    17. 17. Arduino What is it? ■ But most importantly, it is: ■ a community-focused way of encouraging rapid-prototyping “What’s the quickest way to solve this problem?” not: “What’s the cheapest / smallest / most efficient way to solve this problem?”
    18. 18. Arduino Boards Explosion of different form-factors
    19. 19. Arduino Shields “shields” = stackable add-on boards for sensors, actuators, communication, etc. “317 shields from 125 makers, and counting!”
    20. 20. Arduino Software Simple but not limiting Arduino Eclipse for AVR

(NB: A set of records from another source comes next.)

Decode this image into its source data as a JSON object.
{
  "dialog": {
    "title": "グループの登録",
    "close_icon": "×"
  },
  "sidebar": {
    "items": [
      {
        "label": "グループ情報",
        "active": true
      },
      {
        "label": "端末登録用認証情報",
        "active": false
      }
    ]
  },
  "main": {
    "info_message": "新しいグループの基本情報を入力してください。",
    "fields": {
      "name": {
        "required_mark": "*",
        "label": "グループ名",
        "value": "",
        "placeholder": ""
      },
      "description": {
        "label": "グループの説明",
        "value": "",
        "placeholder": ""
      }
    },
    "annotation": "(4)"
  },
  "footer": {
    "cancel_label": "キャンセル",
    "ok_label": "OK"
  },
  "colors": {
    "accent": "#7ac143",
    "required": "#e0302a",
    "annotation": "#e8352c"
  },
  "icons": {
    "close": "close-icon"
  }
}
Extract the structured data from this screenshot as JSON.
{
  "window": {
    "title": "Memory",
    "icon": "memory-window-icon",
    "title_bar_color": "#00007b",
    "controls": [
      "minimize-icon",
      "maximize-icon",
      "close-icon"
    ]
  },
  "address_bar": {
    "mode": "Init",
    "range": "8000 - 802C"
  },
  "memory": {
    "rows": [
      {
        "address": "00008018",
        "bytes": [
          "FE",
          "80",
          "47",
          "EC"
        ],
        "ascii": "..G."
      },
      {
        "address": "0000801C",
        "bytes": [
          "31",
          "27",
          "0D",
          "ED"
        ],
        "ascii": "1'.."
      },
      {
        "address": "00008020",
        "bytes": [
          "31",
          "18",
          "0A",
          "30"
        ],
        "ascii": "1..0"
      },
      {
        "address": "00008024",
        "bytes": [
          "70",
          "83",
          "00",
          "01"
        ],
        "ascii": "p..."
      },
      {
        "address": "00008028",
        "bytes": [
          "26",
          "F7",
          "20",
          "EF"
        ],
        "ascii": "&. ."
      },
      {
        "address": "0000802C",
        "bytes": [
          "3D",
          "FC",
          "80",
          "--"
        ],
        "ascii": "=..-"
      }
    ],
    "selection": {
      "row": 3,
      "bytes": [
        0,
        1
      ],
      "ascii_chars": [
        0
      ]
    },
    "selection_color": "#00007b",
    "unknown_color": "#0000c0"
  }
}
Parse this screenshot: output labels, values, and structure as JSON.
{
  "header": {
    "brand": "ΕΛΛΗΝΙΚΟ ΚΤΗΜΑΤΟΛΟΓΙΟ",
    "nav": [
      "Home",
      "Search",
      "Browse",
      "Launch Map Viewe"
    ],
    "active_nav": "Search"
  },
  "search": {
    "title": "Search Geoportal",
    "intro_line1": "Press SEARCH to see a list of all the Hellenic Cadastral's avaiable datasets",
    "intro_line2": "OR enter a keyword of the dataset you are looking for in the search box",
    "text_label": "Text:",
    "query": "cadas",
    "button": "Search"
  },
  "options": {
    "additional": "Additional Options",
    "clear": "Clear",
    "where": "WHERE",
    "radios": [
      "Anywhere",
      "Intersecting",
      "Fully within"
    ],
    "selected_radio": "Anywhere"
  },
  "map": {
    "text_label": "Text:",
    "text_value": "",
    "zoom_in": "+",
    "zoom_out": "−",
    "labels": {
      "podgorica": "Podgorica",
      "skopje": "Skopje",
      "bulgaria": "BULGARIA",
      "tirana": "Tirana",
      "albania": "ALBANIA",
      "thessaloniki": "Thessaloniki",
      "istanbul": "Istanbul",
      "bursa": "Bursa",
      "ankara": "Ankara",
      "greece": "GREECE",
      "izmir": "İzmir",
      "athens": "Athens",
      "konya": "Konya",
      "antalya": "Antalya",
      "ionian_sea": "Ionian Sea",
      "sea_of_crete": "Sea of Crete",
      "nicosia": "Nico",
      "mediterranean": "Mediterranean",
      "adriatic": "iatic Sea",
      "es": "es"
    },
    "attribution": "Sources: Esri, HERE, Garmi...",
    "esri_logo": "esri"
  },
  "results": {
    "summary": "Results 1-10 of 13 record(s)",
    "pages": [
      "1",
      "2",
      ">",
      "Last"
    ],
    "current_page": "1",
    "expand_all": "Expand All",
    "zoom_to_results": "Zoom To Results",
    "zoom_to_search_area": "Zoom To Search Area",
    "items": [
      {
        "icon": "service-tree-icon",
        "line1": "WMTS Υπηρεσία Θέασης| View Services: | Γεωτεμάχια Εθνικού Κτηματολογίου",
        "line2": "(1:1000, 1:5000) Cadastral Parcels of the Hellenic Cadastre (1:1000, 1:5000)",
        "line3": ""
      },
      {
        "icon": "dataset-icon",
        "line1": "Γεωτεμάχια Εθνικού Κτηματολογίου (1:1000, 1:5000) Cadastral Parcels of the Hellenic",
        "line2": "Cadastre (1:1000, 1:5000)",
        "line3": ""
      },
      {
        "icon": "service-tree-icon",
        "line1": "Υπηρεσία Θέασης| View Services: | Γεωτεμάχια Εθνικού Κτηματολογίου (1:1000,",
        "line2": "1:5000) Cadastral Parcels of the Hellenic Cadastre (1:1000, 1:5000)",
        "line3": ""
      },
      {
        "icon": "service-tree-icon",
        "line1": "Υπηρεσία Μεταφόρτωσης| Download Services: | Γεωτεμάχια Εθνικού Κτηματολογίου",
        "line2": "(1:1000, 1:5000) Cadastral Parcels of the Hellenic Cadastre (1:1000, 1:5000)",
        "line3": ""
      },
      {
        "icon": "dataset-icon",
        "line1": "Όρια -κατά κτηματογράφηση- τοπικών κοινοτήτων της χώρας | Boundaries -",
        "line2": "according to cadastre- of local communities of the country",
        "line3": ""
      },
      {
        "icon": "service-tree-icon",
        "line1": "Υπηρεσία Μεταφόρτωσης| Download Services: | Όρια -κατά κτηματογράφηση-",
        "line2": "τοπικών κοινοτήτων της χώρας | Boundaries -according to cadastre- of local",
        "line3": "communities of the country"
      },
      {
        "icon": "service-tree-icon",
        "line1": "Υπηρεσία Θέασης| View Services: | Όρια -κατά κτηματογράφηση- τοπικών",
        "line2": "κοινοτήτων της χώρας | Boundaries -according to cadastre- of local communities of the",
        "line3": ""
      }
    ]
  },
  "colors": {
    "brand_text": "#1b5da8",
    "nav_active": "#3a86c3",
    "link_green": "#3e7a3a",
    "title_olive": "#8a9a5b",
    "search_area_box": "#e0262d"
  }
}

    21. 21. Arduino Community Forums
    22. 22. Arduino Community Wikis
    23. 23. An Example “Location-aware motion-detecting music player” motion detector + Arduino + GPS shield + MP3 shield
    24. 24. An Example “Location-aware motion-detecting music player” !!! Working prototype in an afternoon
    25. 25. Another Example Prototyping with a new technology, like BLE Nordic nRF51822 Bluetooth Low-Energy System on Chip Dev Kit: $100, Windows only
    26. 26. Another Example Prototyping with a new technology, like BLE RFduino Starter kit: $39 Win + Mac
    27. 27. Arduino as a Hardware Lingua Franca ■ No need to know the details for the common-case or to hack perturbations ■ Use it as a way of describing product topologies ■ If new tech exists, likely an Arduino example for it
    28. 28. Hackerspaces Why? ■ Rapid-prototyping tool repository ■ Expertise repository ■ Community
    29. 29. Hackerspace Tools 3d printers? laser cutters? mills? drills? scopes? Yes.
    30. 30. Hackerspace Expertise Need expert advice? Come here
    31. 31. Hackerspace Community Like-minded individuals can help solve problems or help prototype your project
    32. 32. Hackerspace Community Helped many successful projects
    33. 33. Arduino + Hackerspaces = Try Out Things Fast ■ Arduino provides a huge standardized repository of extant code and hardware ■ Hackerspaces provide tools, expertise, & friends to help out ■ Using both you can rapidly iterate new ideas ■ Rapid iteration necessary to experiment with latest Internet of Things technology
    34. 34. Thank You ■ @thingm / @todbot ■ ■ ■